The event is a part of a cooperative effort between the Fairfax County Park Authority and the Analemma Society to provide celestial observing sessions at the observatory.
After being suspended last year due to the COVID-19 pandemic, Turner Farm’s regular observation sessions returned on June 18, allowing members of the public to study the night sky every Friday from 8:30 to 10:30 p.m., weather permitting.
“Interest in astronomy has not waned during COVID. Sky watching is a great COVID-friendly activity,” said Judith Pederson, a public information officer for the Fairfax County Park Authority.
“Since we resumed our programs and public viewing sessions, classes have been filling up and we have seen an average of 40 people per session on clear Friday nights. What’s great about meteors is that they are best viewed with the naked eye and no telescope is needed. It’s a great family activity as well.”
She added that Park Authority naturalists expect “excellent viewing conditions” for the Perseid shower this year due to the moon’s thin crescent setting in the west shortly after sunset, which will make late night viewing in the eastern sky ideal.
The shower could produce as many as 100 meteors per hour.
Turner Farm also hosts a variety of in-person classes for anyone, ages 8 and older, interested in telescopes, astronomy, stargazing and more. There is an $8 enrollment fee for each class. Signups for classes are available on the Fairfax County Park Authority’s site.

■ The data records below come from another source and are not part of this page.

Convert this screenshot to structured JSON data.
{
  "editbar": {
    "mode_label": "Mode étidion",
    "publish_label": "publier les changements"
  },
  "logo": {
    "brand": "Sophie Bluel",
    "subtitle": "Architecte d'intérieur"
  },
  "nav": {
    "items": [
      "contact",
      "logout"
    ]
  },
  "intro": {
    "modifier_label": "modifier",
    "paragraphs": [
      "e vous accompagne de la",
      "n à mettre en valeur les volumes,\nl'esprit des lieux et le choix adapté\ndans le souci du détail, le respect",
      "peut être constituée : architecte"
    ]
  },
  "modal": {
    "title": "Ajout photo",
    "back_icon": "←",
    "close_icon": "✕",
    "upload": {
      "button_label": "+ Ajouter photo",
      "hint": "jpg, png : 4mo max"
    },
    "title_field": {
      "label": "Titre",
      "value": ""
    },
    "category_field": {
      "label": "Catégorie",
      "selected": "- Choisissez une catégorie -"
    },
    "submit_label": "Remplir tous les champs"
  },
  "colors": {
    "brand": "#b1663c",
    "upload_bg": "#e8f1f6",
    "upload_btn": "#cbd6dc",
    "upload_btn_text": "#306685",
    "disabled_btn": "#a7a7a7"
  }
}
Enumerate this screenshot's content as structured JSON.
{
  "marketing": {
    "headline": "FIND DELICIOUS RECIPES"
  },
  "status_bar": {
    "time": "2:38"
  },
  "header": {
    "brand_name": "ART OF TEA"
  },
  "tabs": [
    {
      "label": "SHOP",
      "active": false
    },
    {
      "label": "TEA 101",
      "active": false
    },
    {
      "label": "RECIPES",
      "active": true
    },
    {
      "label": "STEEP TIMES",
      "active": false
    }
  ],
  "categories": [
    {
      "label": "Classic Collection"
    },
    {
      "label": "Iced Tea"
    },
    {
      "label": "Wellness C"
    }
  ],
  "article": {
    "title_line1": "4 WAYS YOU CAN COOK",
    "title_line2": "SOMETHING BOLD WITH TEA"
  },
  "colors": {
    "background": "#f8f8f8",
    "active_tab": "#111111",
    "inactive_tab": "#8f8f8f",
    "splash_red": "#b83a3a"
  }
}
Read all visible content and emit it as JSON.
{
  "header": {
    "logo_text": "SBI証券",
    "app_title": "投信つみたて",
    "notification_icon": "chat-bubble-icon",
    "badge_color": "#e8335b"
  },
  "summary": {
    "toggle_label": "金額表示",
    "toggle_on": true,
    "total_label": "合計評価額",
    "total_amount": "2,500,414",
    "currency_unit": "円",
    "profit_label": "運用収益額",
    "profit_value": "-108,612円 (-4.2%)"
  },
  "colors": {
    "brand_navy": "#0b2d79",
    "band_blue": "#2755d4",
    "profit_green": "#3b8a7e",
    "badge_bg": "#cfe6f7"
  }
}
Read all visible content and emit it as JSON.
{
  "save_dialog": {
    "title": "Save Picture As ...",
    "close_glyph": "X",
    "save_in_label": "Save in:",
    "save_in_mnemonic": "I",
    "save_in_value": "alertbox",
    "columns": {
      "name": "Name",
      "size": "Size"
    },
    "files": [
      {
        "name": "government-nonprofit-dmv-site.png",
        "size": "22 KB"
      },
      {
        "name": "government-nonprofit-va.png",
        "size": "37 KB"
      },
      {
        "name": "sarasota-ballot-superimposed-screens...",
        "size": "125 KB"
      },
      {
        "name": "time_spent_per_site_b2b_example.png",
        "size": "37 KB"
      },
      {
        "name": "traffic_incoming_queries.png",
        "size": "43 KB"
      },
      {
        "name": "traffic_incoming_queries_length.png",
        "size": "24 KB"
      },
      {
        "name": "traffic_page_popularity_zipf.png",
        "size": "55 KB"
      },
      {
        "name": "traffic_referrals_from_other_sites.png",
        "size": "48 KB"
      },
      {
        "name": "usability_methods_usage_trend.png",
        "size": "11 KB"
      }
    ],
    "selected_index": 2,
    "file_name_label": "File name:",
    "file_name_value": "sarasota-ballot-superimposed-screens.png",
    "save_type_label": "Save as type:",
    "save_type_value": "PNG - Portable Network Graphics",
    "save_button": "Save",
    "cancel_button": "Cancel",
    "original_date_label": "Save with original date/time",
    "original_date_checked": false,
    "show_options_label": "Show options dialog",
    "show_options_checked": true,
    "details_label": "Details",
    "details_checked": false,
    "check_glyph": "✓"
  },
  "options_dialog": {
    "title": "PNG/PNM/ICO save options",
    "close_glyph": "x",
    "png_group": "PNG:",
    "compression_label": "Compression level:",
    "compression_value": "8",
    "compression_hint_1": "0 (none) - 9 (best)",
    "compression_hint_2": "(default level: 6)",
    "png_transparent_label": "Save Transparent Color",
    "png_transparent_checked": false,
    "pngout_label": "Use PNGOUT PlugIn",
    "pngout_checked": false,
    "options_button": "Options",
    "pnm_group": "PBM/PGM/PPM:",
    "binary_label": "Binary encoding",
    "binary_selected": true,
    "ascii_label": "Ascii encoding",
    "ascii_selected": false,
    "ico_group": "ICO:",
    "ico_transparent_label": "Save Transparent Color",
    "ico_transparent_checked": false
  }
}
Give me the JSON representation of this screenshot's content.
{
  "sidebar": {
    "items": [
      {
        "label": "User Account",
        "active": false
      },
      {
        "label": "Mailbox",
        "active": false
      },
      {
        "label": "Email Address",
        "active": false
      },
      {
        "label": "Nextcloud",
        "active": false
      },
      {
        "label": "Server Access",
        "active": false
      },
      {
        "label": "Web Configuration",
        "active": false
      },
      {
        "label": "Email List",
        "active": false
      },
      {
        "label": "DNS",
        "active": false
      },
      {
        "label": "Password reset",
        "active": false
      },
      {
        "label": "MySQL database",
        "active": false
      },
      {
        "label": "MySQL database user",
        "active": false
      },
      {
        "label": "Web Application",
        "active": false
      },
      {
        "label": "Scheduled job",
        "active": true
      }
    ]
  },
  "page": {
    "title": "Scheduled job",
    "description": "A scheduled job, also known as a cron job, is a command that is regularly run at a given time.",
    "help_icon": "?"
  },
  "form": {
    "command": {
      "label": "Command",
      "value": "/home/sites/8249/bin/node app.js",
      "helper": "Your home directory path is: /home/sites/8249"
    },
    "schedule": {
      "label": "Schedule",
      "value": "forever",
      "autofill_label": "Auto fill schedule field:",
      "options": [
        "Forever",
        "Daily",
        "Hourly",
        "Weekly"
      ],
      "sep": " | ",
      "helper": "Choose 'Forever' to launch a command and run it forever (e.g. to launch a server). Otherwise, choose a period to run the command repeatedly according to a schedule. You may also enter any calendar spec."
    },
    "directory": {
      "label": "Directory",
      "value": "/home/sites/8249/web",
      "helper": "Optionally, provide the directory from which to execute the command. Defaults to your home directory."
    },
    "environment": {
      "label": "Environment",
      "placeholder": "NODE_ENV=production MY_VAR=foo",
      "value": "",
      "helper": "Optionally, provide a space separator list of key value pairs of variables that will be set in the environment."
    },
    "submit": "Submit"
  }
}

The site follows COVID-19 protocol policies consistent with Gov. Ralph Northam’s directives and CDC guidelines.